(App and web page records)

★ ★ ★ ★ ★

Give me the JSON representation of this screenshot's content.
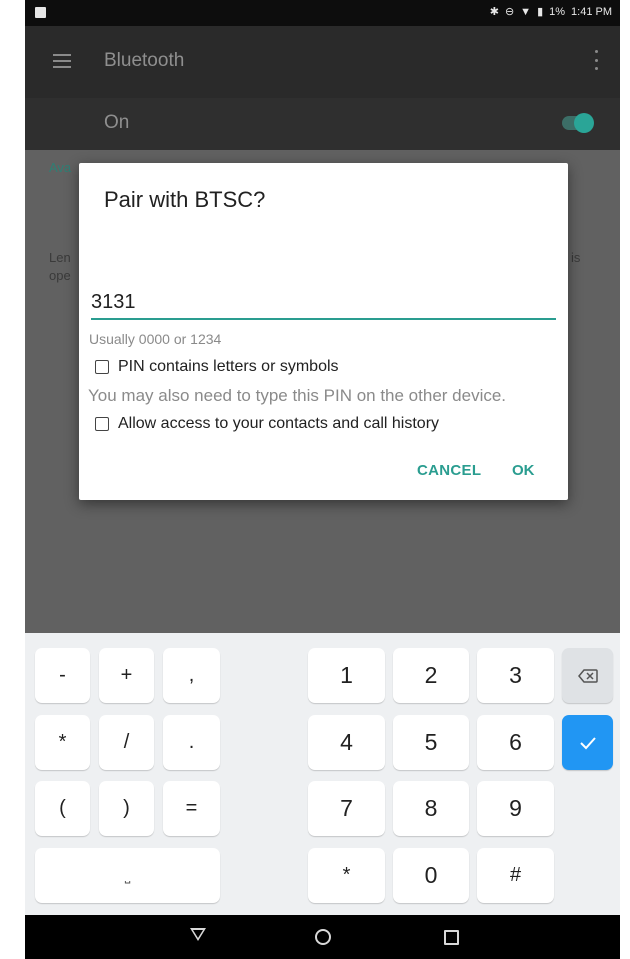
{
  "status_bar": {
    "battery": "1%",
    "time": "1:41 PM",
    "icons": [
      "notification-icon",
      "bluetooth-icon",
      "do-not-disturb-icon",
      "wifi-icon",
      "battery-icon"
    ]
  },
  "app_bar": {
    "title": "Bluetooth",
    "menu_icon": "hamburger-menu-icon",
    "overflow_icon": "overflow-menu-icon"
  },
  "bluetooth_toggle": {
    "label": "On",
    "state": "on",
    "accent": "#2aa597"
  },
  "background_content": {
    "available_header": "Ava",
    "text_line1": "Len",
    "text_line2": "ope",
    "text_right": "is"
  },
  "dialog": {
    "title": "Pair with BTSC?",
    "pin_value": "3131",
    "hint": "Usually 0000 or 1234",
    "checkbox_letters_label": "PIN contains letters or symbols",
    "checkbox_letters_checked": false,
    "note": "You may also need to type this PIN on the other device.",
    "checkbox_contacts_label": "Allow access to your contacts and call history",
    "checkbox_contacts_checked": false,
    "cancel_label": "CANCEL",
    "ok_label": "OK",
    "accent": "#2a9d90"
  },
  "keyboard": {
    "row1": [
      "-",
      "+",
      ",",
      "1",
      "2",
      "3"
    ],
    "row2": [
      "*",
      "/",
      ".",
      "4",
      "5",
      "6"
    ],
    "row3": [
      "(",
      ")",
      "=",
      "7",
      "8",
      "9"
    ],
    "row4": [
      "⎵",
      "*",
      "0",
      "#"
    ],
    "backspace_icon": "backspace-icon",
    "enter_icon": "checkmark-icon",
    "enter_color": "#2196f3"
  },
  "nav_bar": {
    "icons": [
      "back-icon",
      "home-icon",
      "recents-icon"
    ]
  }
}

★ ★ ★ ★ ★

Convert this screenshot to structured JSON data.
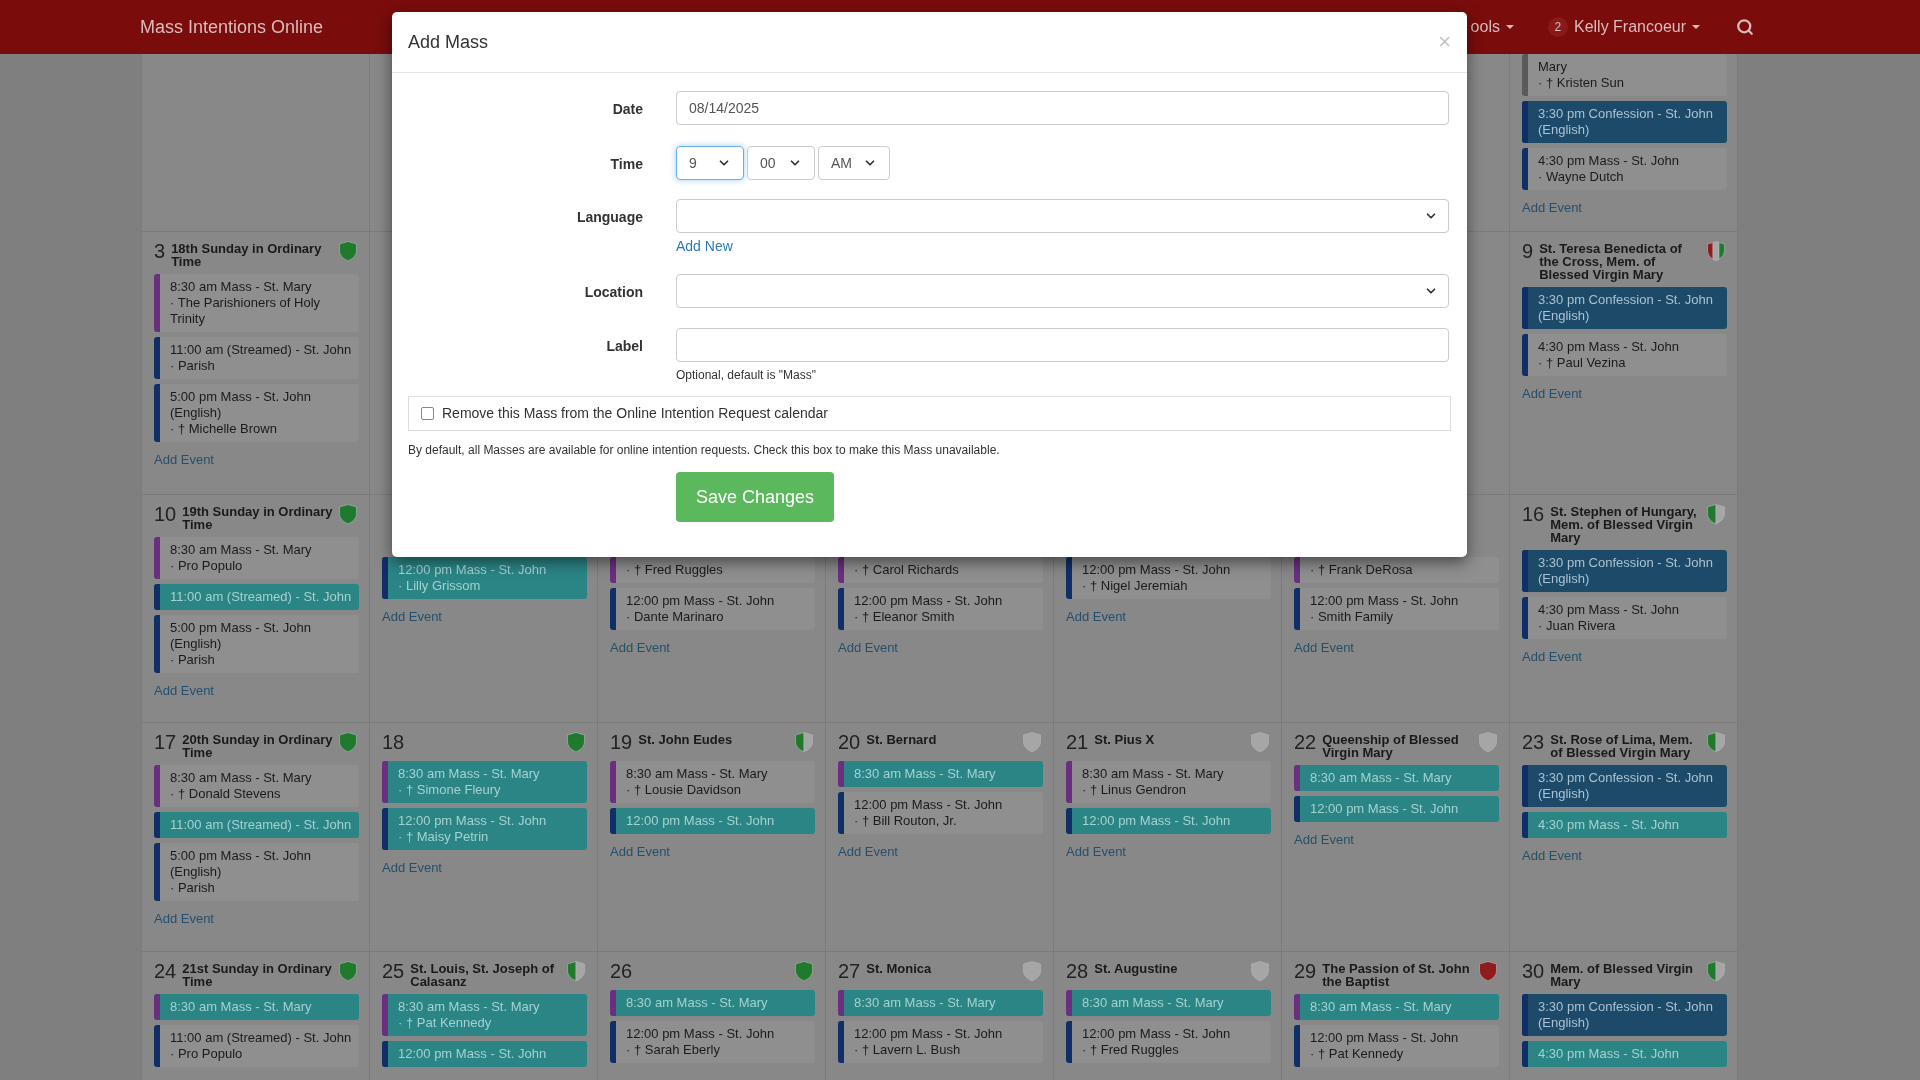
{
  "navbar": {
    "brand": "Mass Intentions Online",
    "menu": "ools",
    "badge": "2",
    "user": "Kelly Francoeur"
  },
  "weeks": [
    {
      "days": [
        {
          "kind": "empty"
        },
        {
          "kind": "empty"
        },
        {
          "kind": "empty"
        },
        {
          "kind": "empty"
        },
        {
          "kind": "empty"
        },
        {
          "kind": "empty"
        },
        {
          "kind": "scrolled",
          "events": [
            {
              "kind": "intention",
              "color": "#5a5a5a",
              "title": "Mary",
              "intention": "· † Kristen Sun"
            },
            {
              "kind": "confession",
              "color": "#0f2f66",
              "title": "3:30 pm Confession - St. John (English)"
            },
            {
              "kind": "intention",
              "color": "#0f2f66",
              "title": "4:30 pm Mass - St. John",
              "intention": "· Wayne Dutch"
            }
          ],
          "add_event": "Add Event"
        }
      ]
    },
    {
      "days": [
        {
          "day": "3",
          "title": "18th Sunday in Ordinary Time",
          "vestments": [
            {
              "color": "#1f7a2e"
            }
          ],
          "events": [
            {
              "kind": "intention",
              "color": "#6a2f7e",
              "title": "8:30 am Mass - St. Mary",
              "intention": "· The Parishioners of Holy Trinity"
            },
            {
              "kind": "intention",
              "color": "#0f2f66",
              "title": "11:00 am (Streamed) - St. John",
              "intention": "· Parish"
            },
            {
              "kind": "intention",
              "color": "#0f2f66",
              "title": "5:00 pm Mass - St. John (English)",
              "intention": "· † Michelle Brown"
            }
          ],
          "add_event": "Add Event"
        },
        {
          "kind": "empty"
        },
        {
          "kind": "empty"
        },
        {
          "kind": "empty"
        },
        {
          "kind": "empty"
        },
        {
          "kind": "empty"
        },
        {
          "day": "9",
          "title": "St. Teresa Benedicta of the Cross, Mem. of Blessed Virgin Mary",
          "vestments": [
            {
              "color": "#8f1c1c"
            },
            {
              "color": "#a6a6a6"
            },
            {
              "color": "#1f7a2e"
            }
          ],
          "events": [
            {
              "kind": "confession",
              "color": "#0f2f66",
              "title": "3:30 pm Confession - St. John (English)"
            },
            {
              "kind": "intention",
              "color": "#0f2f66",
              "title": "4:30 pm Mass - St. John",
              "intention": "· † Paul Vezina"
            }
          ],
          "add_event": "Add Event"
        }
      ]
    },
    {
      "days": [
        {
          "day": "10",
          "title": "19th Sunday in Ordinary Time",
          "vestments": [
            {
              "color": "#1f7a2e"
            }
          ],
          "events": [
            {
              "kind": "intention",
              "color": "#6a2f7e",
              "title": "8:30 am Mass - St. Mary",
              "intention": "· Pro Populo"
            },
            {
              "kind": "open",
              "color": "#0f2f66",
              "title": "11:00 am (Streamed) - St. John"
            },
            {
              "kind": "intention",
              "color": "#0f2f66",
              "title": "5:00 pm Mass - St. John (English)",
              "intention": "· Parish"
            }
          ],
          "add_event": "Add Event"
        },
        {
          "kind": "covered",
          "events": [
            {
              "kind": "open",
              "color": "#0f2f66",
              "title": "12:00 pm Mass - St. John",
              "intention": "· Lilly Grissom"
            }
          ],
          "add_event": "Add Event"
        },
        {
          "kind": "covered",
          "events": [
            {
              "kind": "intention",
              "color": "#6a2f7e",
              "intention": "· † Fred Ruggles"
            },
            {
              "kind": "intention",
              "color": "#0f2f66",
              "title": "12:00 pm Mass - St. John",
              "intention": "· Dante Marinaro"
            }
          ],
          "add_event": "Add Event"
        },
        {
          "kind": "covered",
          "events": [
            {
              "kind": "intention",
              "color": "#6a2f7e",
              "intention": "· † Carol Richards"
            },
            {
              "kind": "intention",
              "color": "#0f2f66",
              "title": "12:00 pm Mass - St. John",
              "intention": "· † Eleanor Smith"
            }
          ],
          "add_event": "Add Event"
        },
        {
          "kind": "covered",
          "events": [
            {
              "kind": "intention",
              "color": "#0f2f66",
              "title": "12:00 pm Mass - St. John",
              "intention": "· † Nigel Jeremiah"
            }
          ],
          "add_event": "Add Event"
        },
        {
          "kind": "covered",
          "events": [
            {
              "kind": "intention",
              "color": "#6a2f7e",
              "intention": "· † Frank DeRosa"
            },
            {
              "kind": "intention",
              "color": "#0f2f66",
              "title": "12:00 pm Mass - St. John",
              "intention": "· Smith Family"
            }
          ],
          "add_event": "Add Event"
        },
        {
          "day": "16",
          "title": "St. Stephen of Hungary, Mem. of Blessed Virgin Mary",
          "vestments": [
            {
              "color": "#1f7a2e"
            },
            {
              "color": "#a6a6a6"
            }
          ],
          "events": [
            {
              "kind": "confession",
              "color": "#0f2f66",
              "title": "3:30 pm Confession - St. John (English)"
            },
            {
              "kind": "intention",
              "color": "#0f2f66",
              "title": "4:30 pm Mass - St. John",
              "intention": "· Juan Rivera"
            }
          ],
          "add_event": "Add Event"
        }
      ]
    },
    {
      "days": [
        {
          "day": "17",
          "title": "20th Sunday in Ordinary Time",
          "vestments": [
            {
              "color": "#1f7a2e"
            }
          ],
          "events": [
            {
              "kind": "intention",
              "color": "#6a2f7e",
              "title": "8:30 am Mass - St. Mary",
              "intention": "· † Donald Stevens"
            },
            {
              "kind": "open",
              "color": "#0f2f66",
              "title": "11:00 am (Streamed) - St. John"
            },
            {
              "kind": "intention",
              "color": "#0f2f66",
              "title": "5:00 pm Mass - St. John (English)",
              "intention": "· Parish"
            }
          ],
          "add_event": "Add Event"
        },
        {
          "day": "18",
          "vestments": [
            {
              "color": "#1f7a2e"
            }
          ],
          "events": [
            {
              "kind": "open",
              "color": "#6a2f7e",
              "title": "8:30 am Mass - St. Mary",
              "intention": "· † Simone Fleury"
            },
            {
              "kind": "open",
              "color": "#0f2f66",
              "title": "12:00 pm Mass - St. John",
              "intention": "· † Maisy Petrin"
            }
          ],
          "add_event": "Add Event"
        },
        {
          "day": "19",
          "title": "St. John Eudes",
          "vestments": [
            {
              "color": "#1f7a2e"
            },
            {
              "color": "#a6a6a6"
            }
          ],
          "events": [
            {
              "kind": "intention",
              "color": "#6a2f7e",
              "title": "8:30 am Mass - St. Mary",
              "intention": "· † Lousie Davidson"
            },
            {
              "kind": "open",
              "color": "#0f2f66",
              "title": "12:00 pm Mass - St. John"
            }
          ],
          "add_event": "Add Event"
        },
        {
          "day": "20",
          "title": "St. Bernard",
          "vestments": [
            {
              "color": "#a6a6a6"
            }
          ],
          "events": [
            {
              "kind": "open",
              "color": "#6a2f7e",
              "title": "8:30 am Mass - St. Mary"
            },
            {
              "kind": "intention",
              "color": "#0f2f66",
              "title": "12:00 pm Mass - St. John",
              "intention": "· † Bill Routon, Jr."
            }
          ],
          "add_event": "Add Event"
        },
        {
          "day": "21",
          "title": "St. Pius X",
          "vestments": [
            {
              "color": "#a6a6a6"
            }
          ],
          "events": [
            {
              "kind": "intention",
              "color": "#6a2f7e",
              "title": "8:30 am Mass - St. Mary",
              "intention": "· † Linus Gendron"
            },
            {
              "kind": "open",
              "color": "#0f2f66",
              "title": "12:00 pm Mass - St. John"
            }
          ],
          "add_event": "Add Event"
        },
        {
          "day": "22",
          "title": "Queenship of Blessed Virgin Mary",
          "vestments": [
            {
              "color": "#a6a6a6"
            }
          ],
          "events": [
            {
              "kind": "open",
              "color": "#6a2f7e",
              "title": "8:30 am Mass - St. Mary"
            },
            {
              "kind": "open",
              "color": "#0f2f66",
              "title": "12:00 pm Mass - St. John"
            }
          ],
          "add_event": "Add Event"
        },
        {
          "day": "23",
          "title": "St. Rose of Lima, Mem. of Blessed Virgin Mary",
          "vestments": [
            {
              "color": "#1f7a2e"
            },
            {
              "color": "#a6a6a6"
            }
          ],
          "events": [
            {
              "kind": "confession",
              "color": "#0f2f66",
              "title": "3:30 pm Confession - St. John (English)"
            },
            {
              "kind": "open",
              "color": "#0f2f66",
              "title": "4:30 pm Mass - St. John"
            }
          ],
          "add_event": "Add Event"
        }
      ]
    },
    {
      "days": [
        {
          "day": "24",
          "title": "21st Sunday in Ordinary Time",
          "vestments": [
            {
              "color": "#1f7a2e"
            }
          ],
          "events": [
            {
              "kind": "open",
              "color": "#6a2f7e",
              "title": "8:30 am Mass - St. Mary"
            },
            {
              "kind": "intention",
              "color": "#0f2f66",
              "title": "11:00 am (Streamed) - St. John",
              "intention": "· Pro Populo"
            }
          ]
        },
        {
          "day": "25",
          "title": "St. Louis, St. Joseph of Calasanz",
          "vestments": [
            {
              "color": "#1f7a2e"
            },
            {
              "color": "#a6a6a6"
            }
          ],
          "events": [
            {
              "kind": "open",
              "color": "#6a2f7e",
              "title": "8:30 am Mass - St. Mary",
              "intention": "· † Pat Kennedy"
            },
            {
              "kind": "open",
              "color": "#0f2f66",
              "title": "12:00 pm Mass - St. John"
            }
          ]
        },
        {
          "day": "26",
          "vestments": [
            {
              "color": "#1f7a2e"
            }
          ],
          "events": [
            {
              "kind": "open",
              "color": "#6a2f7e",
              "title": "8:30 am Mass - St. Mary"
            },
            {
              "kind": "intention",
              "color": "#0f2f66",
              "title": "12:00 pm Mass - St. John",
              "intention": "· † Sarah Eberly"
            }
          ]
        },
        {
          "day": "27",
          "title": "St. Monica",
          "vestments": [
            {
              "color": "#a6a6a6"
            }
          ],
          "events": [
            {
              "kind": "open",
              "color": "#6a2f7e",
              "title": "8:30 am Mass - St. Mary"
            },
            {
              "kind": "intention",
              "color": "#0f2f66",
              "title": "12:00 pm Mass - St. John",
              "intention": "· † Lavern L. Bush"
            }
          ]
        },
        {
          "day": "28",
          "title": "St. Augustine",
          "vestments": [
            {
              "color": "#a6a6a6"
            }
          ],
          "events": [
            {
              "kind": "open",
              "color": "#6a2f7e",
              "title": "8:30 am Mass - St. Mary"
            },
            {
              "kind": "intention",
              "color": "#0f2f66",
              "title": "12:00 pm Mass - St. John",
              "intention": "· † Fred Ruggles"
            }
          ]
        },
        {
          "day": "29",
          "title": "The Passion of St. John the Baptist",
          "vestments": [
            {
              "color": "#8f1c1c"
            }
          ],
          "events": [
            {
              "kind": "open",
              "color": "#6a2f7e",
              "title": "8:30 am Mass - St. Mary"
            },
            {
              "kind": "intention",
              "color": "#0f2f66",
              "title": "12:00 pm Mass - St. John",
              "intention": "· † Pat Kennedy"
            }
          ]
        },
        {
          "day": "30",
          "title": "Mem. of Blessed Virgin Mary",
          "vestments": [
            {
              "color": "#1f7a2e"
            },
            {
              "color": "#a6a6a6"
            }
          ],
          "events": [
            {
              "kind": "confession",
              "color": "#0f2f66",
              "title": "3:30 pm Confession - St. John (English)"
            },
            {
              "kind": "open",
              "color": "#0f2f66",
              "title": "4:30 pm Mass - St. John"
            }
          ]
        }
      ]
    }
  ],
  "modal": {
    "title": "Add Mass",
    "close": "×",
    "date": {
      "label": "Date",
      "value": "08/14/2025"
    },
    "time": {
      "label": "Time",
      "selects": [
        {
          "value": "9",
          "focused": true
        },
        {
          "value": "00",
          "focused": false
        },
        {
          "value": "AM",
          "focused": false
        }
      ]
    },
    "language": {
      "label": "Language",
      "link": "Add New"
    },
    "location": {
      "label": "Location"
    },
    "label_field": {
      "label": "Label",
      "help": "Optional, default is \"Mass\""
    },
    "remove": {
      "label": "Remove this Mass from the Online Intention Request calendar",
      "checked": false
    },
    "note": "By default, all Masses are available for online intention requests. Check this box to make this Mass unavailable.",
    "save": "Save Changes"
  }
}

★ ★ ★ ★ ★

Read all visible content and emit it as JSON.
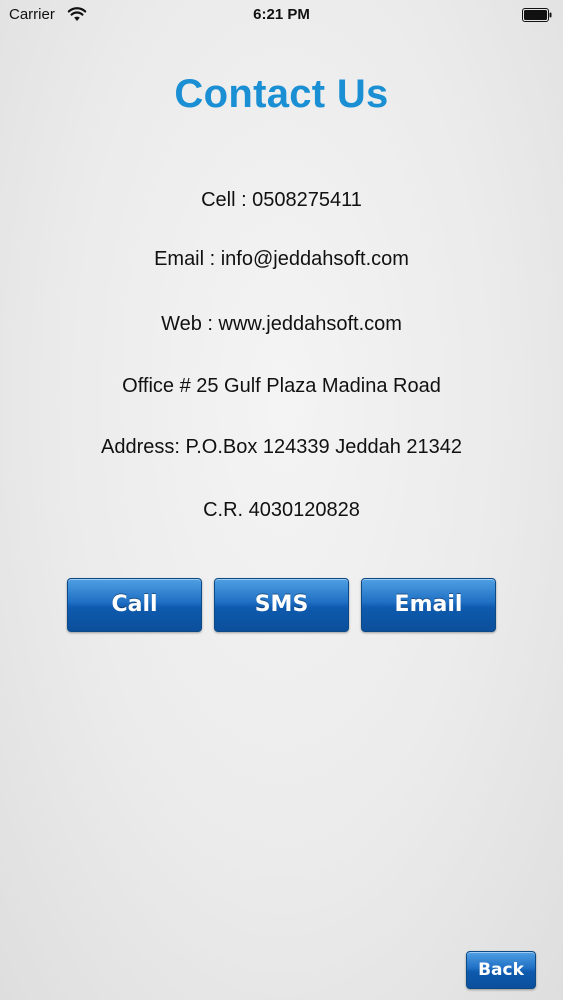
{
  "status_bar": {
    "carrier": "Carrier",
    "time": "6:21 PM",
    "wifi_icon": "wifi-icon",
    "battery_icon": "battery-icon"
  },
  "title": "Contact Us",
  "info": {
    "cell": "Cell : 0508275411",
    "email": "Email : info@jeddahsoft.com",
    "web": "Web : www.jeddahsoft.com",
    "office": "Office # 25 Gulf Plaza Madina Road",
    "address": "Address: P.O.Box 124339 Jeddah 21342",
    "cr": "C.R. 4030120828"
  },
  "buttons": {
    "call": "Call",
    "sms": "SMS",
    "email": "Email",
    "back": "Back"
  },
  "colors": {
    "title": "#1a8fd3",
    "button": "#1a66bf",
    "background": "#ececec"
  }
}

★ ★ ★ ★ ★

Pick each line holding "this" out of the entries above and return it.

- _Solution to the problem_:
Give me the JSON representation of this screenshot's content.
    "note": "You may also need to type this PIN on the other device.",
Convert this screenshot to structured JSON data.
      "label": "Remove this Mass from the Online Intention Request calendar",
    "note": "By default, all Masses are available for online intention requests. Check this box to make this Mass unavailable.",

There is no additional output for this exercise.